Soissons Cathedral

Soissons, France

The construction of the Gothic Soissons Cathedral south transept was begun about 1177, and the lowest courses of the choir in 1182. The choir with its original three-storey elevation and extremely tall clerestory was completed in 1211. This was earlier than Chartres, on which the design was supposed to have been based. Work then continued into the nave until the late 13th century.

The single western tower dates from the mid-13th century and is an imitation of those of Notre Dame de Paris, which it equals in height. The tower was restored after it and part of the nave were severely damaged in World War I. A matching tower on the other side of the façade was originally planned, but never built.

The graceful southern transept, the oldest portion of the whole edifice, terminates in an apse. Unlike the rest of the building, it is divided inside into four (rather than three) levels.

The choir end of the cathedral has stained glass from the 13th century. A tapestry from the 15th century depicts the life of the martyrs Gervasius and Protasius, the patron saints of the cathedral. Rubens' Adoration of the Shepherds hangs in the northern transept, as does a painting by Philippe de Champaigne.



Your name


Founded: 1177
Category: Religious sites in France
Historical period: Birth of Capetian dynasty (France)


4.5/5 (based on Google user reviews)

User Reviews

TheEvdriver (3 years ago)
We pay a longer visit to the cathedral, which is scaffolded from the outside. The mighty, almost 9m measuring rose window was pressed out by a bad winter storm a few years ago and fell into the church. Today the restoration is in full swing. The cathedral combines different building epochs of the Gothic and was redesigned several times during its long construction period (start of construction 1176, completion 13th century). This can be seen, for example, in the transept that was created in the first phase, which is more typically early Gothic and consists of 4 "floors" of arches, columns and windows. (In contrast to a three-story structure in the entire rest of the church) Later during the construction, the decision was made to tear down the already finished choir again, because it seemed too faint-hearted and to replace it with a more splendid building.
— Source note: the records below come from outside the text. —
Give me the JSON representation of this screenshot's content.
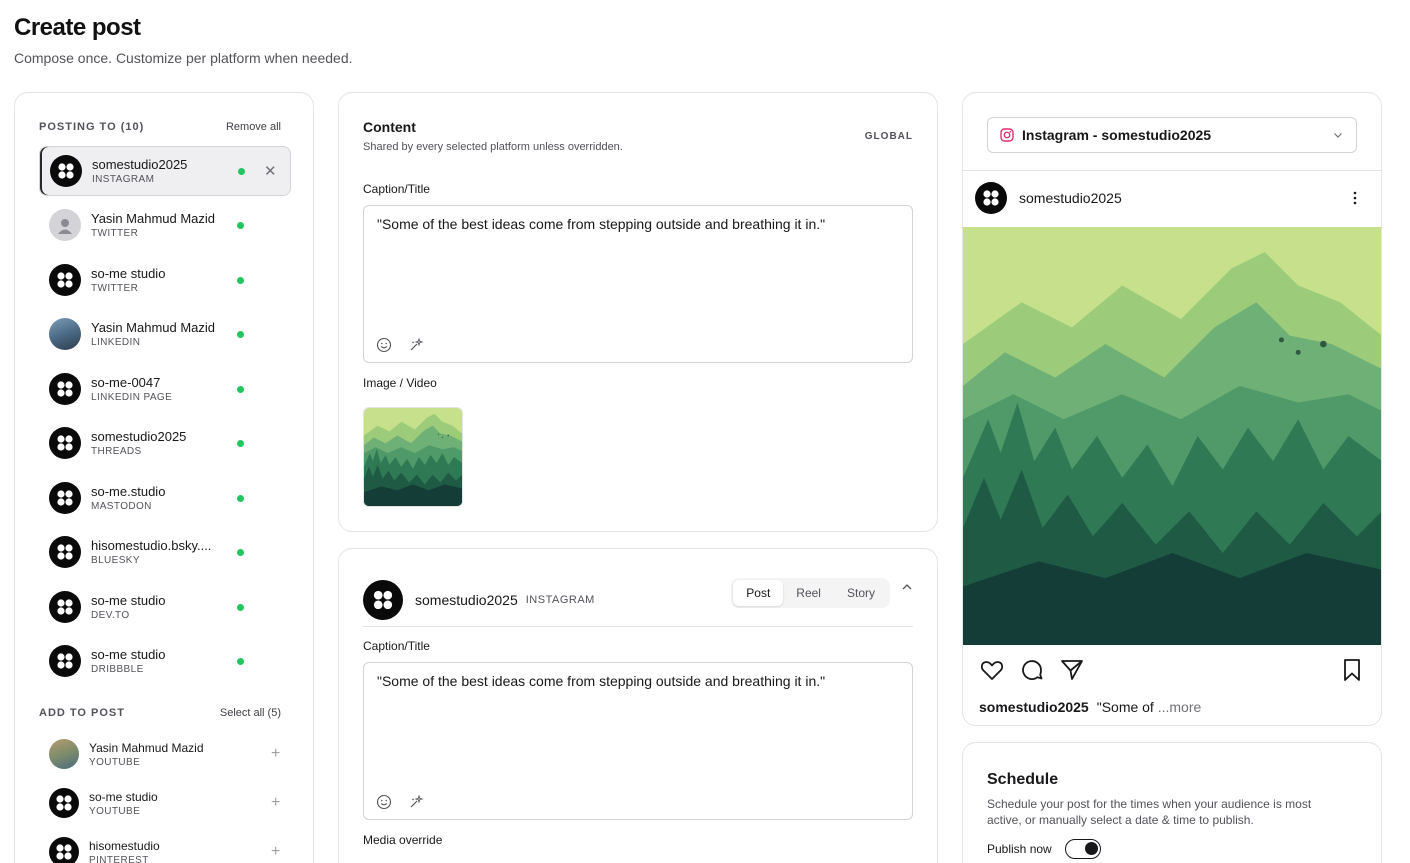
{
  "page": {
    "title": "Create post",
    "subtitle": "Compose once. Customize per platform when needed."
  },
  "posting_to": {
    "title": "POSTING TO (10)",
    "remove_all": "Remove all",
    "accounts": [
      {
        "name": "somestudio2025",
        "platform": "INSTAGRAM",
        "avatar": "logo",
        "selected": true
      },
      {
        "name": "Yasin Mahmud Mazid",
        "platform": "TWITTER",
        "avatar": "person-placeholder"
      },
      {
        "name": "so-me studio",
        "platform": "TWITTER",
        "avatar": "logo"
      },
      {
        "name": "Yasin Mahmud Mazid",
        "platform": "LINKEDIN",
        "avatar": "photo"
      },
      {
        "name": "so-me-0047",
        "platform": "LINKEDIN PAGE",
        "avatar": "logo"
      },
      {
        "name": "somestudio2025",
        "platform": "THREADS",
        "avatar": "logo"
      },
      {
        "name": "so-me.studio",
        "platform": "MASTODON",
        "avatar": "logo"
      },
      {
        "name": "hisomestudio.bsky....",
        "platform": "BLUESKY",
        "avatar": "logo"
      },
      {
        "name": "so-me studio",
        "platform": "DEV.TO",
        "avatar": "logo"
      },
      {
        "name": "so-me studio",
        "platform": "DRIBBBLE",
        "avatar": "logo"
      }
    ]
  },
  "add_to_post": {
    "title": "ADD TO POST",
    "select_all": "Select all (5)",
    "accounts": [
      {
        "name": "Yasin Mahmud Mazid",
        "platform": "YOUTUBE",
        "avatar": "photo"
      },
      {
        "name": "so-me studio",
        "platform": "YOUTUBE",
        "avatar": "logo"
      },
      {
        "name": "hisomestudio",
        "platform": "PINTEREST",
        "avatar": "logo"
      }
    ]
  },
  "content": {
    "title": "Content",
    "subtitle": "Shared by every selected platform unless overridden.",
    "tag": "GLOBAL",
    "caption_label": "Caption/Title",
    "caption": "\"Some of the best ideas come from stepping outside and breathing it in.\"",
    "media_label": "Image / Video"
  },
  "platform_override": {
    "account_name": "somestudio2025",
    "platform": "INSTAGRAM",
    "modes": [
      "Post",
      "Reel",
      "Story"
    ],
    "active_mode": "Post",
    "caption_label": "Caption/Title",
    "caption": "\"Some of the best ideas come from stepping outside and breathing it in.\"",
    "media_label": "Media override"
  },
  "preview": {
    "account_select": "Instagram - somestudio2025",
    "username": "somestudio2025",
    "caption_snippet": "\"Some of ",
    "more": "...more"
  },
  "schedule": {
    "title": "Schedule",
    "description": "Schedule your post for the times when your audience is most active, or manually select a date & time to publish.",
    "publish_now_label": "Publish now",
    "publish_now": true
  },
  "colors": {
    "status_active": "#22c55e",
    "accent": "#18181b",
    "border": "#e4e4e7"
  }
}
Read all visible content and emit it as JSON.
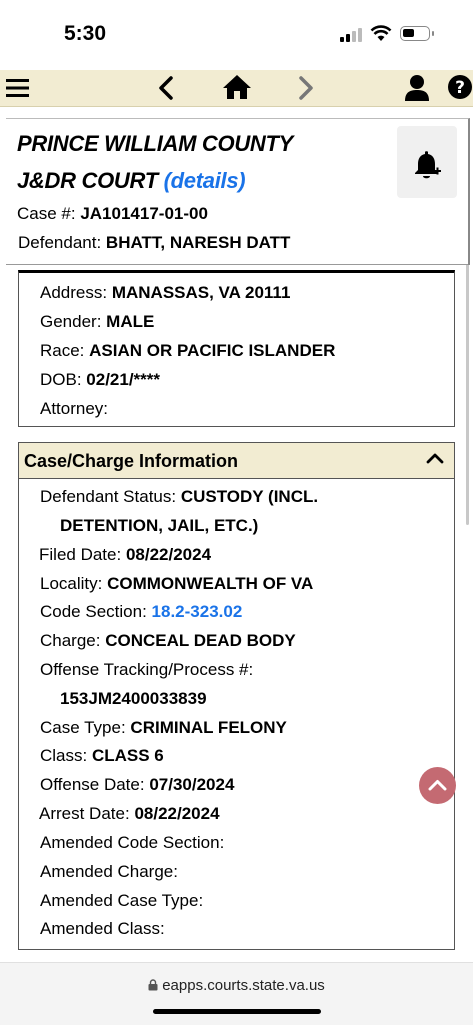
{
  "status_bar": {
    "time": "5:30"
  },
  "header": {
    "court_line1": "PRINCE WILLIAM COUNTY",
    "court_line2": "J&DR COURT",
    "details_link": "(details)",
    "case_label": "Case #:",
    "case_value": "JA101417-01-00",
    "defendant_label": "Defendant:",
    "defendant_value": "BHATT, NARESH DATT"
  },
  "defendant_info": {
    "address_label": "Address:",
    "address_value": "MANASSAS, VA 20111",
    "gender_label": "Gender:",
    "gender_value": "MALE",
    "race_label": "Race:",
    "race_value": "ASIAN OR PACIFIC ISLANDER",
    "dob_label": "DOB:",
    "dob_value": "02/21/****",
    "attorney_label": "Attorney:",
    "attorney_value": ""
  },
  "case_charge": {
    "title": "Case/Charge Information",
    "status_label": "Defendant Status:",
    "status_value_1": "CUSTODY (INCL.",
    "status_value_2": "DETENTION, JAIL, ETC.)",
    "filed_label": "Filed Date:",
    "filed_value": "08/22/2024",
    "locality_label": "Locality:",
    "locality_value": "COMMONWEALTH OF VA",
    "code_label": "Code Section:",
    "code_value": "18.2-323.02",
    "charge_label": "Charge:",
    "charge_value": "CONCEAL DEAD BODY",
    "otn_label": "Offense Tracking/Process #:",
    "otn_value": "153JM2400033839",
    "case_type_label": "Case Type:",
    "case_type_value": "CRIMINAL FELONY",
    "class_label": "Class:",
    "class_value": "CLASS 6",
    "offense_date_label": "Offense Date:",
    "offense_date_value": "07/30/2024",
    "arrest_date_label": "Arrest Date:",
    "arrest_date_value": "08/22/2024",
    "amended_code_label": "Amended Code Section:",
    "amended_charge_label": "Amended Charge:",
    "amended_case_type_label": "Amended Case Type:",
    "amended_class_label": "Amended Class:"
  },
  "browser": {
    "url": "eapps.courts.state.va.us"
  },
  "colors": {
    "accent": "#f2ecd2",
    "link": "#1a73e8",
    "scroll_button": "#c46a72"
  },
  "icons": [
    "menu-icon",
    "back-icon",
    "home-icon",
    "forward-icon",
    "user-icon",
    "help-icon",
    "bell-plus-icon",
    "chevron-up-icon",
    "lock-icon"
  ]
}
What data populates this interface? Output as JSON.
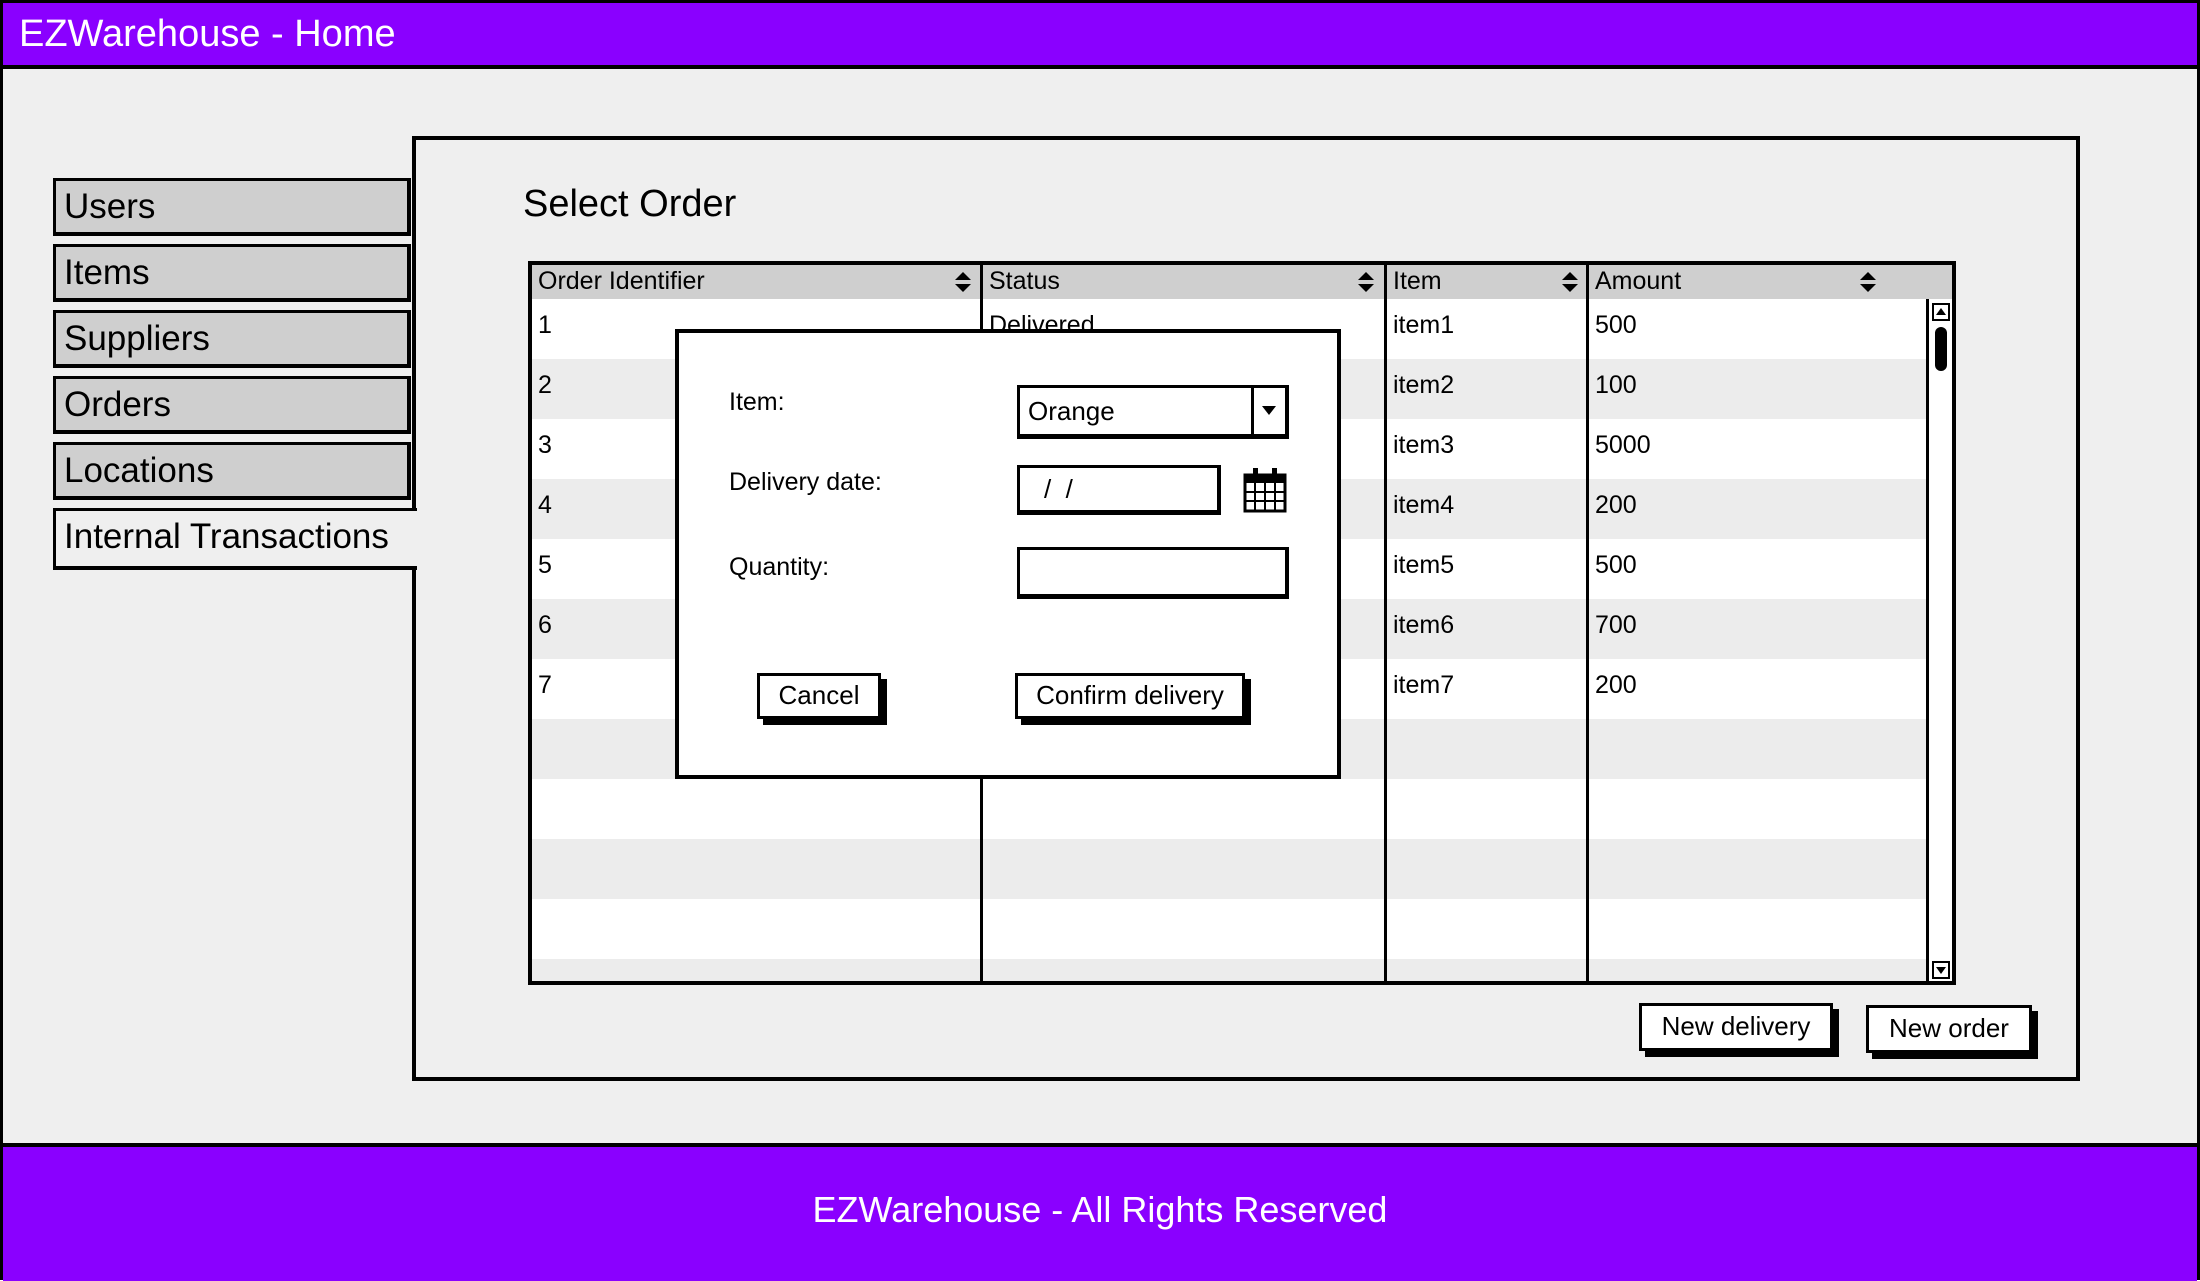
{
  "app": {
    "title": "EZWarehouse - Home",
    "footer": "EZWarehouse - All Rights Reserved"
  },
  "nav": {
    "tabs": [
      {
        "label": "Users"
      },
      {
        "label": "Items"
      },
      {
        "label": "Suppliers"
      },
      {
        "label": "Orders"
      },
      {
        "label": "Locations"
      },
      {
        "label": "Internal Transactions",
        "active": true
      }
    ]
  },
  "main": {
    "title": "Select Order",
    "columns": [
      "Order Identifier",
      "Status",
      "Item",
      "Amount"
    ],
    "rows": [
      {
        "id": "1",
        "status": "Delivered",
        "item": "item1",
        "amount": "500"
      },
      {
        "id": "2",
        "status": "",
        "item": "item2",
        "amount": "100"
      },
      {
        "id": "3",
        "status": "",
        "item": "item3",
        "amount": "5000"
      },
      {
        "id": "4",
        "status": "",
        "item": "item4",
        "amount": "200"
      },
      {
        "id": "5",
        "status": "",
        "item": "item5",
        "amount": "500"
      },
      {
        "id": "6",
        "status": "",
        "item": "item6",
        "amount": "700"
      },
      {
        "id": "7",
        "status": "",
        "item": "item7",
        "amount": "200"
      }
    ],
    "buttons": {
      "new_delivery": "New delivery",
      "new_order": "New order"
    }
  },
  "modal": {
    "item_label": "Item:",
    "item_value": "Orange",
    "date_label": "Delivery date:",
    "date_value": "/  /",
    "quantity_label": "Quantity:",
    "quantity_value": "",
    "cancel": "Cancel",
    "confirm": "Confirm delivery"
  },
  "colors": {
    "brand": "#8a00ff",
    "background": "#efefef",
    "tab": "#cfcfcf"
  },
  "icons": [
    "sort-icon",
    "calendar-icon",
    "chevron-down-icon",
    "scroll-up-icon",
    "scroll-down-icon"
  ]
}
So you see, a wonderful mess of: we stop the work here and continue there and so on. In the overall picture, this is also noticeable on closer inspection of the little things. The two side aisles are actually crooked in the connecting arches to the transept in order to make the connection. We have never seen that before.
Neil R G Fudge (3 years ago)
Typical local Cathedral in France, rebuilt after the First World War with stones from a monastery close by.
Luuk Akkerman (4 years ago)
Currently being partly under restoration in the outside. Still open for visits. No fees.
John Farrow (5 years ago)
Small cathedral off the beaten tourist track. Very down-to-earth with few airs and graces. Spent a good quarter of an hour chatting with the verger. Lovely visit.
Clemens Janse (5 years ago)
Great cathedral. Very big and beautiful building.
Powered by Google

Featured Historic Landmarks, Sites & Buildings

Historic Site of the week

Hohenwerfen Castle

Hohenwerfen Castle stands high above the Austrian town of Werfen in the Salzach valley. The castle is surrounded by the Berchtesgaden Alps and the adjacent Tennengebirge mountain range. The fortification is a 'sister' of Hohensalzburg Castle both dated from the 11th century.

The former fortification was built between 1075 and 1078 during the Imperial Investiture Controversy by the order of Archbishop Gebhard of Salzburg as a strategic bulwark. Gebhard, an ally of Pope Gregory VII and the anti-king Rudolf of Rheinfelden, had three major castles extended to secure the Salzburg archbishopric against the forces of King Henry IV: Hohenwerfen, Hohensalzburg and Petersberg Castle at Friesach in Carinthia.